November 8, 2014 to October 25, 2015
The works of art brought together in this gallery represent a loose confederation of artists who share an interest in the materiality of the object and its social and symbolic functions. Betty Parson’s career as a gallery owner and advocate for art and artists is legendary. Less well known is her own work, which has notable affinities with the “primitive” art that she and her artists, including Jackson Pollock and Alfonso Ossorio, readily embraced. In 1946 Parsons inaugurated a new gallery space with an exhibition of Northwest Coast Indian painting and the lure of diverse cultures held lifelong appeal. She also assembled sculptures from the scraps of wood that washed up on the beach near her house on the North Fork overlooking Long Island Sound. Parsons remained closed to Ossorio, whose estate The Creeks on Georgica Pond in Wainscott was a gathering place for many artists, including Lousie Nevelson. Nevelson’s compositions of found wooden objects, stacked and painted, transform everyday materials into objects of beauty. Her artistic kinship with Ossorio is evident in the bold “Congregations” he began to make in the 1960s—vast assemblages of horns, antlers, eyes, shells, bones, teeth, and assorted plastic forms—that established his reputation as a visionary artist. His friend the painter Joseph Glasco, a visitor at The Creeks during this time, created tiny dioramas that are windows onto a world made of pigment, glitter and jewels.
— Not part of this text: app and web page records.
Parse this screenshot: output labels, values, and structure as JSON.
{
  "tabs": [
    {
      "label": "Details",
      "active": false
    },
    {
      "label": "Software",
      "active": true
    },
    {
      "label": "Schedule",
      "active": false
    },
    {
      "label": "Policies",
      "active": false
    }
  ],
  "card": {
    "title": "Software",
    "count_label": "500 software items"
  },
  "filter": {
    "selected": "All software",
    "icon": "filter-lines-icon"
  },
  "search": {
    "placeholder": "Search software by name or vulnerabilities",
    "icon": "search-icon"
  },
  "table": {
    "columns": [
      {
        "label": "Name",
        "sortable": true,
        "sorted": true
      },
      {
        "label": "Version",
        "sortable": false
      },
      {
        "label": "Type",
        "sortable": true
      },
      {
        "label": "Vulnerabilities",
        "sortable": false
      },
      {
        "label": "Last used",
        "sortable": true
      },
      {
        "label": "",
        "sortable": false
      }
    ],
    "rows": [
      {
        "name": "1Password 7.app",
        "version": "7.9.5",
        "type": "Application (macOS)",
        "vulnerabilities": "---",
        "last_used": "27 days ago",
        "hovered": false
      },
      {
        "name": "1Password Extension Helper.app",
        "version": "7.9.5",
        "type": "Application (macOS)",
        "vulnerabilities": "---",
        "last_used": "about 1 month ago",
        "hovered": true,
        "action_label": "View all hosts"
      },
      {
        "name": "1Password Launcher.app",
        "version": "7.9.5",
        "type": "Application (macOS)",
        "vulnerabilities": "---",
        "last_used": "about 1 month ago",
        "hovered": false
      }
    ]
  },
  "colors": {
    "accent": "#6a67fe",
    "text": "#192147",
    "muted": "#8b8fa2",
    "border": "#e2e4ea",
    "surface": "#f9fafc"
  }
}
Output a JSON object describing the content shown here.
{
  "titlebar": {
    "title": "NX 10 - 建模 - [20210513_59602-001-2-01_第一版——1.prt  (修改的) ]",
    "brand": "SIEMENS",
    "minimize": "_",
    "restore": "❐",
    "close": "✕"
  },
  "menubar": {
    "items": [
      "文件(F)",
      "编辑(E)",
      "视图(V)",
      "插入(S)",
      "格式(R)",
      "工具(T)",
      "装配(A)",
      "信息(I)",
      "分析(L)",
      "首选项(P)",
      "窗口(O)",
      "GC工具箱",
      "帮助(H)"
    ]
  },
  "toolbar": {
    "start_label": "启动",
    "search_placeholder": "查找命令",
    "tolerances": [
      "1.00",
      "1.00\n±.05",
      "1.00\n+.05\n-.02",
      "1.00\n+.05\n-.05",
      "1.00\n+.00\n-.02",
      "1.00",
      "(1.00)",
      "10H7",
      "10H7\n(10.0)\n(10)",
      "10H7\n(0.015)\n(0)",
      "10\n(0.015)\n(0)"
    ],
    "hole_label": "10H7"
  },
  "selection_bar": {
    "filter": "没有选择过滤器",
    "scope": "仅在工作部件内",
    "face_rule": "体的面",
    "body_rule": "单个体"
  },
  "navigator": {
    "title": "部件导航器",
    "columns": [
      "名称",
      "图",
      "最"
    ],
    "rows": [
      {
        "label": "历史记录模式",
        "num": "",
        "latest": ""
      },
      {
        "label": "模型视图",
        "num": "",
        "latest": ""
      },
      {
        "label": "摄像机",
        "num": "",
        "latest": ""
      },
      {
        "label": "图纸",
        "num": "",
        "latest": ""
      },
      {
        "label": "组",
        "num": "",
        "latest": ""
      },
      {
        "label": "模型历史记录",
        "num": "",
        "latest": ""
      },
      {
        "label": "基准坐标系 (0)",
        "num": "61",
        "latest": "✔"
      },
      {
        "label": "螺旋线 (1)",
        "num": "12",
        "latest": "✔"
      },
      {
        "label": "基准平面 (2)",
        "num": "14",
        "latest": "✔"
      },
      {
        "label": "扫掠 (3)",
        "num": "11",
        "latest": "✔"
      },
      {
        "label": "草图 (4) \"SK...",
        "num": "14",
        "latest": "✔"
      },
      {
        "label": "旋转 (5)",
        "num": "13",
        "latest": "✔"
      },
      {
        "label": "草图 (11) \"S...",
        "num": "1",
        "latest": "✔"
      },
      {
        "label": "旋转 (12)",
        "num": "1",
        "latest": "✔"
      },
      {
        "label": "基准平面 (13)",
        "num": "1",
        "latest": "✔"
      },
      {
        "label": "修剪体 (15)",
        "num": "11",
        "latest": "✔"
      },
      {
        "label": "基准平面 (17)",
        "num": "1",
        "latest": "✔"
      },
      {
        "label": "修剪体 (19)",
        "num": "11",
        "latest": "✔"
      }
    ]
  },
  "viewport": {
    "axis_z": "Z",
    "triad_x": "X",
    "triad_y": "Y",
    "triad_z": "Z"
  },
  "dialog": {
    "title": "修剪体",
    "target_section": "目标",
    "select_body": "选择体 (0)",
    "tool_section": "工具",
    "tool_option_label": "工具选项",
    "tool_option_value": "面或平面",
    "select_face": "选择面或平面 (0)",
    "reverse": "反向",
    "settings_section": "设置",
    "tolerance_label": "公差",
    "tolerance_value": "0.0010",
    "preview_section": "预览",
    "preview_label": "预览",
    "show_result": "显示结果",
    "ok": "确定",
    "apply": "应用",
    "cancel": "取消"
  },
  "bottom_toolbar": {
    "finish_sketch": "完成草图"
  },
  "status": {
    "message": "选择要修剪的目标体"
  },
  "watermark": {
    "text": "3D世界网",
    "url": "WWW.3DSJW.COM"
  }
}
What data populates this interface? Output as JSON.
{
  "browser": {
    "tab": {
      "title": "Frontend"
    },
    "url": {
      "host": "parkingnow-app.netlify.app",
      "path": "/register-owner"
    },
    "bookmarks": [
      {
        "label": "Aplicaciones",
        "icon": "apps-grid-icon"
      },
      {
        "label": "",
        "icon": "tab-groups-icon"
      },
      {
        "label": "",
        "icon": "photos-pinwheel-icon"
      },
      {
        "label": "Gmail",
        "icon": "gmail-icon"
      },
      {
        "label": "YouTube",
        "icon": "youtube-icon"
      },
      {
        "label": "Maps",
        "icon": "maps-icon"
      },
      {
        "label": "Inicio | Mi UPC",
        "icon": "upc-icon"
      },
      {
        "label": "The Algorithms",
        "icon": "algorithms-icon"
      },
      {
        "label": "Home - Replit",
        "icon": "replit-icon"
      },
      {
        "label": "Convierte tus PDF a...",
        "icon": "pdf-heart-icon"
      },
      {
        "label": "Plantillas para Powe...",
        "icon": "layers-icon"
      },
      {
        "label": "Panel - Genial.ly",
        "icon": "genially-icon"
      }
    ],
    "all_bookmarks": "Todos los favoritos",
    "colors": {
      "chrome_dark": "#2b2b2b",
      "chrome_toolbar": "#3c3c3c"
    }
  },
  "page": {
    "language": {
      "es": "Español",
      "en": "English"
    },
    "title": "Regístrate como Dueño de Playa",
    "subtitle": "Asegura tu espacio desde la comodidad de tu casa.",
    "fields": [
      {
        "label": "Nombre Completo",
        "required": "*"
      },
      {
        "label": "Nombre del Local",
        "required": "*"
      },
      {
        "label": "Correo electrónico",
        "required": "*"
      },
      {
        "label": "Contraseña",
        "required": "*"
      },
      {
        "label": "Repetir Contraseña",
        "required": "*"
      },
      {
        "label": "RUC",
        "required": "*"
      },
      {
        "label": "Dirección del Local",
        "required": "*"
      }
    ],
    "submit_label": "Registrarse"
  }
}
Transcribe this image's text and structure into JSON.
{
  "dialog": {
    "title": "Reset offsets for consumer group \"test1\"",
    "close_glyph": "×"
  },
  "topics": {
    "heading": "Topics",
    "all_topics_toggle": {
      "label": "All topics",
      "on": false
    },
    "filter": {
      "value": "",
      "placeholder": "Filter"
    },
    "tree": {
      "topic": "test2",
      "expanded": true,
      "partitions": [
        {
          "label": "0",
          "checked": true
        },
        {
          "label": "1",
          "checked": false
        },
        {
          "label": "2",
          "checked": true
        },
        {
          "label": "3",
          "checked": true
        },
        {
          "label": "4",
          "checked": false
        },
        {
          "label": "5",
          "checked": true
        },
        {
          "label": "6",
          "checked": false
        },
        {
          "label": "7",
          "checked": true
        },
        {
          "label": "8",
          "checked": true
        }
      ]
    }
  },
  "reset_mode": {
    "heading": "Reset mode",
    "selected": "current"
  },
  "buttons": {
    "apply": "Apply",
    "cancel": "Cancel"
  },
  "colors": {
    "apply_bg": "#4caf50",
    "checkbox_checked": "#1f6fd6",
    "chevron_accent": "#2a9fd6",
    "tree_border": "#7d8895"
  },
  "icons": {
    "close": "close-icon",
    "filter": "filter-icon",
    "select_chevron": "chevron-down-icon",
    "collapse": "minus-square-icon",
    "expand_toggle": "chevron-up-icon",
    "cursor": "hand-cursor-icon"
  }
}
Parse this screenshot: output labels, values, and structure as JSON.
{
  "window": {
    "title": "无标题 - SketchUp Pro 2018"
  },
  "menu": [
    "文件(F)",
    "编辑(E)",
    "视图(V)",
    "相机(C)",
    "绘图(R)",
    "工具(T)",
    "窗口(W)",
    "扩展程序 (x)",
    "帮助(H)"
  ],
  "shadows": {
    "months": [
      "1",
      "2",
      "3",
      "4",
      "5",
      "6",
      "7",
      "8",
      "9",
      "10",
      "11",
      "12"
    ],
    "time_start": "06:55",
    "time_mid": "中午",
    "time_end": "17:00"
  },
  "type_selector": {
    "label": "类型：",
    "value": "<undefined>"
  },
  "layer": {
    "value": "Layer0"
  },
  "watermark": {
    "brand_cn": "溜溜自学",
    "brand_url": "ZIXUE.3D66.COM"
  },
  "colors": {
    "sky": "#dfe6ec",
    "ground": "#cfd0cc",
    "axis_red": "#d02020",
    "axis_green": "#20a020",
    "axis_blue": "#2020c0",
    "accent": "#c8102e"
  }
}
Lynda Benglis’s art practice explores the body and materiality through intricate sculptural processes and the creation of biomorphic forms. A lozenge-shaped wall piece is built up from layers of wax and resin dripped onto a Masonite support, creating a “frozen gesture.” Spiraclereferences the breathing holes on the outer skeleton of insects; the artist makes the awkward form elegant with the application of gold leaf. Donald Lipski has a Surrealists’s eye for bringing found objects to life by joining them in odd combinations, exploring how this unexpected context imparts new meaning to the materials. The traveling salesman-style case stuffed with women’s shoes and white candles encourages the viewer to make his or her own free associations. Mel Kendrick uses paint and color as a distinct material, a second skin which he applies to the sculpture. The medium he uses here, Japan color, has a luscious matte surface, a heavy pigment load, and pure rich color with a semi-paste consistency. “I very much like the idea of using what you have at hand with its inherent limitations. It’s not like I have to run out and get something new. There’s a way of finding it in myself.”
The artist Ry Rocklen makes sculptures from cast-off objects—here a torn windsock found lying on the street. He stretched the materials over a cone-shaped armature, covered it with paper mâché and then pressed sand into the surface. When he removed the fabric from the form, it ripped and tore, resulting in the shape that remains. He titled the sculpture Sunday Spire. “I like to bring the object back,” he has said, “giving it a second, more poetic life.”